Bush didn’t do all the torturing. Much like many American jobs outsourced by his ‘free trade'(another perfectly good word turned into code for unbridled greed) brethren, Bush outsourced some torture, The secret history of America’s “extraordinary rendition” program
Rendition was originally carried out on a limited basis, but after September 11th, when President Bush declared a global war on terrorism, the program expanded beyond recognition—becoming, according to a former C.I.A. official, “an abomination.” What began as a program aimed at a small, discrete set of suspects—people against whom there were outstanding foreign arrest warrants—came to include a wide and ill-defined population that the Administration terms “illegal enemy combatants.” Many of them have never been publicly charged with any crime. Scott Horton, an expert on international law who helped prepare a report on renditions issued by N.Y.U. Law School and the New York City Bar Association, estimates that a hundred and fifty people have been rendered since 2001. Representative Ed Markey, a Democrat from Massachusetts and a member of the Select Committee on Homeland Security, said that a more precise number was impossible to obtain. “I’ve asked people at the C.I.A. for numbers,” he said. “They refuse to answer. All they will say is that they’re in compliance with the law.”
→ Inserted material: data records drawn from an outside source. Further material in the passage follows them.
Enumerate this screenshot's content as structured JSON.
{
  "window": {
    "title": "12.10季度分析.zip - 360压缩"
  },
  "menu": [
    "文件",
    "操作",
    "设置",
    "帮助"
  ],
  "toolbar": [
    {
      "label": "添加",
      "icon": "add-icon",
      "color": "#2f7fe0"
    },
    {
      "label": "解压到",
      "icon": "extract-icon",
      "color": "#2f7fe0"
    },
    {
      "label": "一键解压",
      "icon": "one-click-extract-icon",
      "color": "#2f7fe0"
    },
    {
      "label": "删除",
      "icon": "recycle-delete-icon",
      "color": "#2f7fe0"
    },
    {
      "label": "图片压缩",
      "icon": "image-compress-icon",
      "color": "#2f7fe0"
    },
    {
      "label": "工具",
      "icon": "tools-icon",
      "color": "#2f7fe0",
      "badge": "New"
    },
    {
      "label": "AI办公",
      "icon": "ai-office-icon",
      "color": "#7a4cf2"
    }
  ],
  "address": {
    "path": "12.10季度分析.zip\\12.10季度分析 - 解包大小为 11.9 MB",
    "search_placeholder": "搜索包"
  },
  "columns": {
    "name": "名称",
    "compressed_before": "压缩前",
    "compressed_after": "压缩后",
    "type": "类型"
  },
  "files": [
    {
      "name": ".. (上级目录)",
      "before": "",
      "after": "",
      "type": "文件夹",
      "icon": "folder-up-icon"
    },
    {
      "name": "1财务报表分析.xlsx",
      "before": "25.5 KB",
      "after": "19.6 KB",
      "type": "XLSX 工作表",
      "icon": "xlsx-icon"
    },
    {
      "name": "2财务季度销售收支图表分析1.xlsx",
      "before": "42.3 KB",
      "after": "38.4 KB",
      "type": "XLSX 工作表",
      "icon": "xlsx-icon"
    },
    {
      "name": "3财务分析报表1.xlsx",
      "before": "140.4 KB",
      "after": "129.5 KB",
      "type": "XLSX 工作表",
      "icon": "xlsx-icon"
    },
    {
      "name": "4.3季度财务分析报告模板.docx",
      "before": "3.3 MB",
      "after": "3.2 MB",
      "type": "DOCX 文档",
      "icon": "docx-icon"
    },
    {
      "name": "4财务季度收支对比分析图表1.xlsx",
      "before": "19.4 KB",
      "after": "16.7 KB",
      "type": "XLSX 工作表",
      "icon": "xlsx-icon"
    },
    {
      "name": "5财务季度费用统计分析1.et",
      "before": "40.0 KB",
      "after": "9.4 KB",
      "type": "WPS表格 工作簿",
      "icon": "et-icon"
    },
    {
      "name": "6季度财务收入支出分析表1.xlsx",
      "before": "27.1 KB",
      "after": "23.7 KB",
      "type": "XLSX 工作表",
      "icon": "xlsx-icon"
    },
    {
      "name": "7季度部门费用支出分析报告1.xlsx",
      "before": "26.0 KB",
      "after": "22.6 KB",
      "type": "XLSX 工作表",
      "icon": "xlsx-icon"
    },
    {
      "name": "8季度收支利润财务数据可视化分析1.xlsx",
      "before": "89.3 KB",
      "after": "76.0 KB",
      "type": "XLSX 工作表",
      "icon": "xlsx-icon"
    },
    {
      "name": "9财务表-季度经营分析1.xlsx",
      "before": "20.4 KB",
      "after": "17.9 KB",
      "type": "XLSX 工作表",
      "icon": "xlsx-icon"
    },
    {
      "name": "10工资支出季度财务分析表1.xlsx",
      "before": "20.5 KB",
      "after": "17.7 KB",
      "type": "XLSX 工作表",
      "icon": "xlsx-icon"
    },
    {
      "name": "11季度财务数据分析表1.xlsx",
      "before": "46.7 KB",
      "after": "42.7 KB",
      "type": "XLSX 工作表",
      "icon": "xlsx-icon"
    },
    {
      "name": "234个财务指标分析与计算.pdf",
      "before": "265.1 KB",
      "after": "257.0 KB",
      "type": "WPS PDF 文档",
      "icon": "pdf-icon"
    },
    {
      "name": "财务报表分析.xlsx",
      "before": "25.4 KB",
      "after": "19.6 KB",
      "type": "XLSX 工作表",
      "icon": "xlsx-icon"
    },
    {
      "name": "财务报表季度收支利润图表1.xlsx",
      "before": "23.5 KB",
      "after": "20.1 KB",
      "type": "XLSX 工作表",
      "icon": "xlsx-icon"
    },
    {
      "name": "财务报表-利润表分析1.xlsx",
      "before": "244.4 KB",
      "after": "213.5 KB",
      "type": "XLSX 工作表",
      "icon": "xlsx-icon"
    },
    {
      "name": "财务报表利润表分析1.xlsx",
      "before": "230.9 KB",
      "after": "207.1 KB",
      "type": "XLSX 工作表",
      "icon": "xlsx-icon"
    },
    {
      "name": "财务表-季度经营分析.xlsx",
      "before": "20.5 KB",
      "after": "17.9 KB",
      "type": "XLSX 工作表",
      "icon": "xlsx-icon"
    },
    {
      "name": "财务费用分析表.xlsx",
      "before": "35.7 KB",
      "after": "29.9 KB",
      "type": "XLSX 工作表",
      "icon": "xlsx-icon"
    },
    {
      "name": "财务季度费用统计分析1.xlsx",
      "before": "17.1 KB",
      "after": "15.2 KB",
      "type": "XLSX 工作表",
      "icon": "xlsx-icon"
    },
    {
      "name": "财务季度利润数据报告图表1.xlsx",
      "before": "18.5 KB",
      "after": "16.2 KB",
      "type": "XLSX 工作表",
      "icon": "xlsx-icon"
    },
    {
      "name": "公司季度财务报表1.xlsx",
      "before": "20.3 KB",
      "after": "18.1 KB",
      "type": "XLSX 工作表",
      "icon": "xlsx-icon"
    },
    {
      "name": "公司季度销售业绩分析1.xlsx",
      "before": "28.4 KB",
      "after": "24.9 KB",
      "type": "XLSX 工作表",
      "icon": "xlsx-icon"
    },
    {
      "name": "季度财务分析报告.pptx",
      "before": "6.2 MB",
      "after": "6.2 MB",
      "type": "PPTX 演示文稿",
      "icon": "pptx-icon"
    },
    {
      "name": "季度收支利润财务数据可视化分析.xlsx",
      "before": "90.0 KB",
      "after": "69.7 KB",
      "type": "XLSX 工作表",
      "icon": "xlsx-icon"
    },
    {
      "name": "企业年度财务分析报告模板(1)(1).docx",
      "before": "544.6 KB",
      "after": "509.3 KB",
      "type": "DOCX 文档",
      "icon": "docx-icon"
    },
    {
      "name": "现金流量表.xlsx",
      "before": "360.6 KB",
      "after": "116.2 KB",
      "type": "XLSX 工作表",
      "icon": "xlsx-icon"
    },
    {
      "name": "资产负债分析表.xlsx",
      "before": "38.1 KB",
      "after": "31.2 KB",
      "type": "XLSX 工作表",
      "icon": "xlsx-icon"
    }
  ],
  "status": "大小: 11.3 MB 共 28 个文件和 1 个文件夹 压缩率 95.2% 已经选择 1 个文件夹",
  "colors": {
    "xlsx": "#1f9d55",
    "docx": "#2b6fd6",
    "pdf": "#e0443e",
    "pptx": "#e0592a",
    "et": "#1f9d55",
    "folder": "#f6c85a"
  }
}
[ ]…In 1998, Congress passed legislation declaring that it is “the policy of the United States not to expel, extradite, or otherwise effect the involuntary return of any person to a country in which there are substantial grounds for believing the person would be in danger of being subjected to torture, regardless of whether the person is physically present in the United States.”
Maybe he was high on something, but one honest pro “enhanced interrogation” member of the Right once said in a blog that he didn’t care about all the facts; that torture isn’t effective, it helps radicals win more recruits, that it endangers our troops and agents, did not care if it is illegal and immoral. He said that he liked it – pretty much what one can conclude from the Uncle Jimbo post. He liked it because it made “them”, the Untermensch, feel pain. He believed, despite evidence to the contrary, that using torture scared terrorists and potential terrorists. Such fear would deter another 9-11. Since I read that we’ve seen AQ regain strength in Afghanistan, the London bombings and we still have Americans dying in Iraq.
The Bush administration backed off proposed crackdowns on no-money-down, interest-only mortgages years before the economy collapsed, buckling to pressure from some of the same banks that have now failed. It ignored remarkably prescient warnings that foretold the financial meltdown, according to an Associated Press review of regulatory documents.
Remember Bush’s recent declaration regarding his presidency, “I came to Washington with a set of values, and I’m leaving with the same set of values,”. Very much in the vein of his torture surrogates and supporters, completely immune from reality and the consequences.